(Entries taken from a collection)
_ _ _ _

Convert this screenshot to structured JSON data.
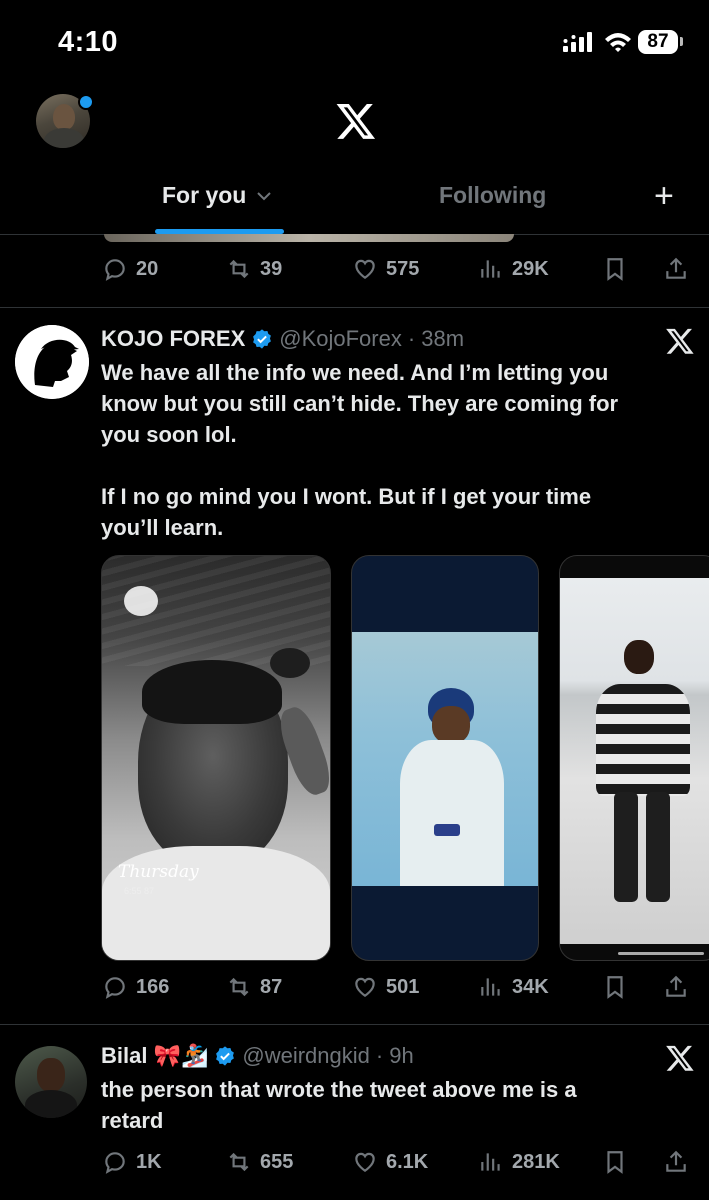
{
  "status_bar": {
    "time": "4:10",
    "battery": "87"
  },
  "header": {
    "logo_icon": "x-logo-icon"
  },
  "tabs": [
    {
      "label": "For you",
      "active": true
    },
    {
      "label": "Following",
      "active": false
    }
  ],
  "colors": {
    "accent": "#1d9bf0",
    "background": "#000000",
    "secondary_text": "#71767b"
  },
  "posts": [
    {
      "actions": {
        "replies": "20",
        "reposts": "39",
        "likes": "575",
        "views": "29K"
      }
    },
    {
      "name": "KOJO FOREX",
      "handle": "@KojoForex",
      "time": "· 38m",
      "text_1": "We have all the info we need. And I’m letting you",
      "text_2": "know but you still can’t hide. They are coming for",
      "text_3": "you soon lol.",
      "text_4": "If I no go mind you I wont. But if I get your time",
      "text_5": "you’ll learn.",
      "media_caption": "Thursday",
      "media_caption_time": "6:55 87",
      "actions": {
        "replies": "166",
        "reposts": "87",
        "likes": "501",
        "views": "34K"
      }
    },
    {
      "name": "Bilal 🎀🏂",
      "handle": "@weirdngkid",
      "time": "· 9h",
      "text_1": "the person that wrote the tweet above me is a",
      "text_2": "retard",
      "actions": {
        "replies": "1K",
        "reposts": "655",
        "likes": "6.1K",
        "views": "281K"
      }
    }
  ]
}
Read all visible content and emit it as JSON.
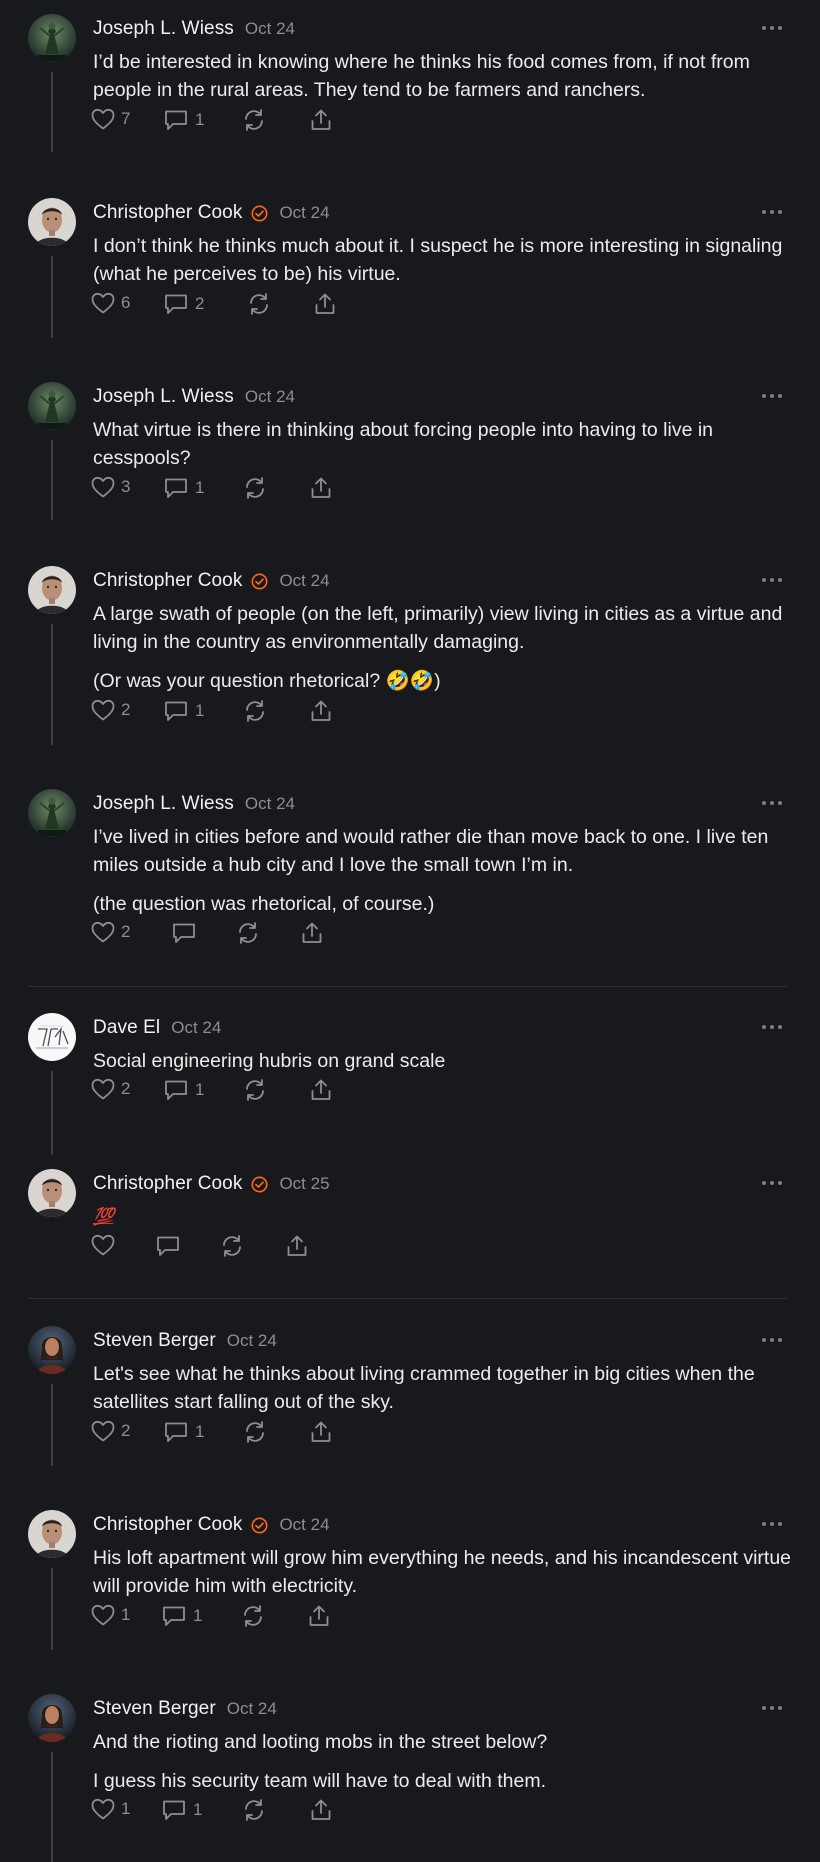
{
  "comments": [
    {
      "author": "Joseph L. Wiess",
      "verified": false,
      "date": "Oct 24",
      "avatar": "green-warrior-avatar",
      "paragraphs": [
        "I’d be interested in knowing where he thinks his food comes from, if not from people in the rural areas. They tend to be farmers and ranchers."
      ],
      "likes": "7",
      "replies": "1"
    },
    {
      "author": "Christopher Cook",
      "verified": true,
      "date": "Oct 24",
      "avatar": "man-portrait-avatar",
      "paragraphs": [
        "I don’t think he thinks much about it. I suspect he is more interesting in signaling (what he perceives to be) his virtue."
      ],
      "likes": "6",
      "replies": "2"
    },
    {
      "author": "Joseph L. Wiess",
      "verified": false,
      "date": "Oct 24",
      "avatar": "green-warrior-avatar",
      "paragraphs": [
        "What virtue is there in thinking about forcing people into having to live in cesspools?"
      ],
      "likes": "3",
      "replies": "1"
    },
    {
      "author": "Christopher Cook",
      "verified": true,
      "date": "Oct 24",
      "avatar": "man-portrait-avatar",
      "paragraphs": [
        "A large swath of people (on the left, primarily) view living in cities as a virtue and living in the country as environmentally damaging.",
        "(Or was your question rhetorical? 🤣🤣)"
      ],
      "likes": "2",
      "replies": "1"
    },
    {
      "author": "Joseph L. Wiess",
      "verified": false,
      "date": "Oct 24",
      "avatar": "green-warrior-avatar",
      "paragraphs": [
        "I’ve lived in cities before and would rather die than move back to one. I live ten miles outside a hub city and I love the small town I’m in.",
        "(the question was rhetorical, of course.)"
      ],
      "likes": "2",
      "replies": ""
    },
    {
      "author": "Dave El",
      "verified": false,
      "date": "Oct 24",
      "avatar": "sketch-logo-avatar",
      "paragraphs": [
        "Social engineering hubris on grand scale"
      ],
      "likes": "2",
      "replies": "1"
    },
    {
      "author": "Christopher Cook",
      "verified": true,
      "date": "Oct 25",
      "avatar": "man-portrait-avatar",
      "paragraphs": [
        "💯"
      ],
      "likes": "",
      "replies": ""
    },
    {
      "author": "Steven Berger",
      "verified": false,
      "date": "Oct 24",
      "avatar": "painted-portrait-avatar",
      "paragraphs": [
        "Let's see what he thinks about living crammed together in big cities when the satellites start falling out of the sky."
      ],
      "likes": "2",
      "replies": "1"
    },
    {
      "author": "Christopher Cook",
      "verified": true,
      "date": "Oct 24",
      "avatar": "man-portrait-avatar",
      "paragraphs": [
        "His loft apartment will grow him everything he needs, and his incandescent virtue will provide him with electricity."
      ],
      "likes": "1",
      "replies": "1"
    },
    {
      "author": "Steven Berger",
      "verified": false,
      "date": "Oct 24",
      "avatar": "painted-portrait-avatar",
      "paragraphs": [
        "And the rioting and looting mobs in the street below?",
        "I guess his security team will have to deal with them."
      ],
      "likes": "1",
      "replies": "1"
    }
  ],
  "colors": {
    "background": "#18191c",
    "verified": "#ff6719",
    "muted": "#8d8d92",
    "thread_line": "#3c3d42"
  }
}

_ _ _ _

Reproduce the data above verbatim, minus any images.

Solved problem =>
Convert this screenshot to structured JSON data.
{
  "status_bar": {
    "time": "4:10",
    "battery": "87"
  },
  "header": {
    "logo_icon": "x-logo-icon"
  },
  "tabs": [
    {
      "label": "For you",
      "active": true
    },
    {
      "label": "Following",
      "active": false
    }
  ],
  "colors": {
    "accent": "#1d9bf0",
    "background": "#000000",
    "secondary_text": "#71767b"
  },
  "posts": [
    {
      "actions": {
        "replies": "20",
        "reposts": "39",
        "likes": "575",
        "views": "29K"
      }
    },
    {
      "name": "KOJO FOREX",
      "handle": "@KojoForex",
      "time": "· 38m",
      "text_1": "We have all the info we need. And I’m letting you",
      "text_2": "know but you still can’t hide. They are coming for",
      "text_3": "you soon lol.",
      "text_4": "If I no go mind you I wont. But if I get your time",
      "text_5": "you’ll learn.",
      "media_caption": "Thursday",
      "media_caption_time": "6:55 87",
      "actions": {
        "replies": "166",
        "reposts": "87",
        "likes": "501",
        "views": "34K"
      }
    },
    {
      "name": "Bilal 🎀🏂",
      "handle": "@weirdngkid",
      "time": "· 9h",
      "text_1": "the person that wrote the tweet above me is a",
      "text_2": "retard",
      "actions": {
        "replies": "1K",
        "reposts": "655",
        "likes": "6.1K",
        "views": "281K"
      }
    }
  ]
}
Read all visible content and emit it as JSON.
{
  "comments": [
    {
      "author": "Joseph L. Wiess",
      "verified": false,
      "date": "Oct 24",
      "avatar": "green-warrior-avatar",
      "paragraphs": [
        "I’d be interested in knowing where he thinks his food comes from, if not from people in the rural areas. They tend to be farmers and ranchers."
      ],
      "likes": "7",
      "replies": "1"
    },
    {
      "author": "Christopher Cook",
      "verified": true,
      "date": "Oct 24",
      "avatar": "man-portrait-avatar",
      "paragraphs": [
        "I don’t think he thinks much about it. I suspect he is more interesting in signaling (what he perceives to be) his virtue."
      ],
      "likes": "6",
      "replies": "2"
    },
    {
      "author": "Joseph L. Wiess",
      "verified": false,
      "date": "Oct 24",
      "avatar": "green-warrior-avatar",
      "paragraphs": [
        "What virtue is there in thinking about forcing people into having to live in cesspools?"
      ],
      "likes": "3",
      "replies": "1"
    },
    {
      "author": "Christopher Cook",
      "verified": true,
      "date": "Oct 24",
      "avatar": "man-portrait-avatar",
      "paragraphs": [
        "A large swath of people (on the left, primarily) view living in cities as a virtue and living in the country as environmentally damaging.",
        "(Or was your question rhetorical? 🤣🤣)"
      ],
      "likes": "2",
      "replies": "1"
    },
    {
      "author": "Joseph L. Wiess",
      "verified": false,
      "date": "Oct 24",
      "avatar": "green-warrior-avatar",
      "paragraphs": [
        "I’ve lived in cities before and would rather die than move back to one. I live ten miles outside a hub city and I love the small town I’m in.",
        "(the question was rhetorical, of course.)"
      ],
      "likes": "2",
      "replies": ""
    },
    {
      "author": "Dave El",
      "verified": false,
      "date": "Oct 24",
      "avatar": "sketch-logo-avatar",
      "paragraphs": [
        "Social engineering hubris on grand scale"
      ],
      "likes": "2",
      "replies": "1"
    },
    {
      "author": "Christopher Cook",
      "verified": true,
      "date": "Oct 25",
      "avatar": "man-portrait-avatar",
      "paragraphs": [
        "💯"
      ],
      "likes": "",
      "replies": ""
    },
    {
      "author": "Steven Berger",
      "verified": false,
      "date": "Oct 24",
      "avatar": "painted-portrait-avatar",
      "paragraphs": [
        "Let's see what he thinks about living crammed together in big cities when the satellites start falling out of the sky."
      ],
      "likes": "2",
      "replies": "1"
    },
    {
      "author": "Christopher Cook",
      "verified": true,
      "date": "Oct 24",
      "avatar": "man-portrait-avatar",
      "paragraphs": [
        "His loft apartment will grow him everything he needs, and his incandescent virtue will provide him with electricity."
      ],
      "likes": "1",
      "replies": "1"
    },
    {
      "author": "Steven Berger",
      "verified": false,
      "date": "Oct 24",
      "avatar": "painted-portrait-avatar",
      "paragraphs": [
        "And the rioting and looting mobs in the street below?",
        "I guess his security team will have to deal with them."
      ],
      "likes": "1",
      "replies": "1"
    }
  ],
  "colors": {
    "background": "#18191c",
    "verified": "#ff6719",
    "muted": "#8d8d92",
    "thread_line": "#3c3d42"
  }
}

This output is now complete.